“But banks have held most of the Fed’s Quantitative Easing (QE) as excess reserves. Banks have record loans on their books, but they also hold $2.2 trillion in excess reserves. Most people believe QE was, and is, temporary. So banks have been reluctant to lend it out. After all the Fed could withdraw the reserves, unwind QE, and banks would be forced to “call” their loans.
“But as the Fed has postponed the process of reducing its balance sheet, banks have started to expand the M2 money supply. M2 grew roughly 6% annualized between January 2009 and December 2015. But, so far this year, from January to September, M2 has expanded at an 8.6% annualized rate. More money brings more inflation.”
China is also guilty of artificial stimulation, often intervening directly in its stock and real estate markets. Chinese stimulation of its housing sector is a big factor in the 30% jump in house prices in Beijing and Shanghai and incredible 70% pop in Shenzen. The Chinese also have a history of using metals as stores of value, especially during inflationary periods. Big rallies in copper (up 30%) and zinc (up 40%) were helped along by Chinese stockpiling. Will silver be next?
Silver Is Cheap Compared To Gold
Data Source: FutureSource
Metal traders monitor the relationship between gold and silver using the “gold/silver ratio.” It measures the amount of silver (in ounces) needed to purchase one ounce of gold. Gold is 15 times rarer than silver. When silver and gold were considered money, gold would trade at a premium of roughly 16 times that of silver. It currently takes 74.5 ounces of silver to buy one ounce of gold – making it inexpensive compared to its richer cousin. Those who want to place a bet on higher precious metal prices might do well to consider silver first.
Because it is a much more volatile market, silver tends to outperform gold during bull markets and underperform gold during bear markets. This means the gold / silver ratio is usually at its low when silver prices are highest and at its high when silver prices are at their lowest. Using history as a guide, silver should lead the next bull market in metals.
Dollar Bull Market in Trouble?
One of the factors that has helped keep a lid on both gold and silver is the strong US dollar. The US Federal Reserve was the most aggressive of the world’s central banks following the 2008 housing crash. Zero interest rates and three rounds of quantitative easing caused the American economy to recover more quickly than Europe. Lower US interest rates led to a weaker dollar and help fuel a faster recovery.

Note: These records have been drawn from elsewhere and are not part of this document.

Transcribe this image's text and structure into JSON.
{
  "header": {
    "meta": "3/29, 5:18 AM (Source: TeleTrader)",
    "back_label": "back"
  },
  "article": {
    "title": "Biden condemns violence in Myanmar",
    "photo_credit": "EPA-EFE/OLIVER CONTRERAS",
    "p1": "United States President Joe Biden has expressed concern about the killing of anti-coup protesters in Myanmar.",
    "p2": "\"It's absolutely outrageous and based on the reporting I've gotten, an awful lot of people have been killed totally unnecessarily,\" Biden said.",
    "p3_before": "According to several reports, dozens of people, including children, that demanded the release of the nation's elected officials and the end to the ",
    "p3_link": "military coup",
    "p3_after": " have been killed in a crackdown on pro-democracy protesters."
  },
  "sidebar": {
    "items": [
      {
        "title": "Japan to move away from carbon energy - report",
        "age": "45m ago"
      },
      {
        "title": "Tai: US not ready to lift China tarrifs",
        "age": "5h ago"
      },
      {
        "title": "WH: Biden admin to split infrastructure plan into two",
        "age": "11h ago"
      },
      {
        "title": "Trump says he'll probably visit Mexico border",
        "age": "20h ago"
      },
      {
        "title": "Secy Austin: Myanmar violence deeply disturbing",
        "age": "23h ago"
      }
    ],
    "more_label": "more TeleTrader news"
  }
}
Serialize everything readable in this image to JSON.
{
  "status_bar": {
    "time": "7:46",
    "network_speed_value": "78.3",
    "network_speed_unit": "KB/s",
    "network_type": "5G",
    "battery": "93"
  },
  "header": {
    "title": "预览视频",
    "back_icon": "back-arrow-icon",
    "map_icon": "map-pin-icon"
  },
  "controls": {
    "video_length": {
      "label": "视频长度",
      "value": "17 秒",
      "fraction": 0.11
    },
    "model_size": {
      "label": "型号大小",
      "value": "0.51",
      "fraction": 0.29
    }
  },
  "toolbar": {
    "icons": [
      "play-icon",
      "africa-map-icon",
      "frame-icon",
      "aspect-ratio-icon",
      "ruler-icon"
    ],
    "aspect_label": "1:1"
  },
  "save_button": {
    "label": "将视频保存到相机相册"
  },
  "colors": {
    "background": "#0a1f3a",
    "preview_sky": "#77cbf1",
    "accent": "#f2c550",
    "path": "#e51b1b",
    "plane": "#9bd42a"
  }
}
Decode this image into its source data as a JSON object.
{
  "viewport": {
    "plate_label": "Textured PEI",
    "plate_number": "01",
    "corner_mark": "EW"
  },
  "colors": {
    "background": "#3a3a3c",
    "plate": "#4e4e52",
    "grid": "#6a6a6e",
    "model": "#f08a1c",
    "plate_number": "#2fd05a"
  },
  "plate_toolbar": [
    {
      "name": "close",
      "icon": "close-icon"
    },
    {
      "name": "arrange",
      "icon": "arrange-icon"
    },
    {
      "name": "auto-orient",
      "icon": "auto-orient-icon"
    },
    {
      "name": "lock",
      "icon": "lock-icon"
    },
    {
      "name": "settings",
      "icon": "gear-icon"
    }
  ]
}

The weak dollar was also a key player in silver’s 2010 moon shot. Silver (and gold) are priced in dollars. When the dollar is weak, more of them are required to purchase the same amount of silver or gold.
Data Source: FutureSource
America’s ability to recover more quickly from the 2008 crisis enabled it to raise interest rates sooner than Europe, strengthening the dollar to the point where the American Greenback is now one of the strongest major market currencies. Gold and silver have suffered as a result. But things may be changing…
The European recovery appears to be gaining momentum. At the same time, America’s new president favors a weaker dollar. Donald Trump’s pronouncement that the dollar is “too strong” was heard by currency traders the world over. A quick look at a US Dollar Index chart shows a dollar that has spent the last 2 ½ years chopping sideways in a wide trading range. Recent price action is threatening the uptrend begun last summer.
Further cracks in the dollar should be very good for silver. Mix in growing global tensions (including the very real potential of a shooting war with nuclear North Korea), a new American president who hasn’t found his sea legs yet, as well as the inflationary policies of the globe’s two largest economies and you have all the ingredients to ignite a big move in silver. Exploding solar demand is just the cherry on top.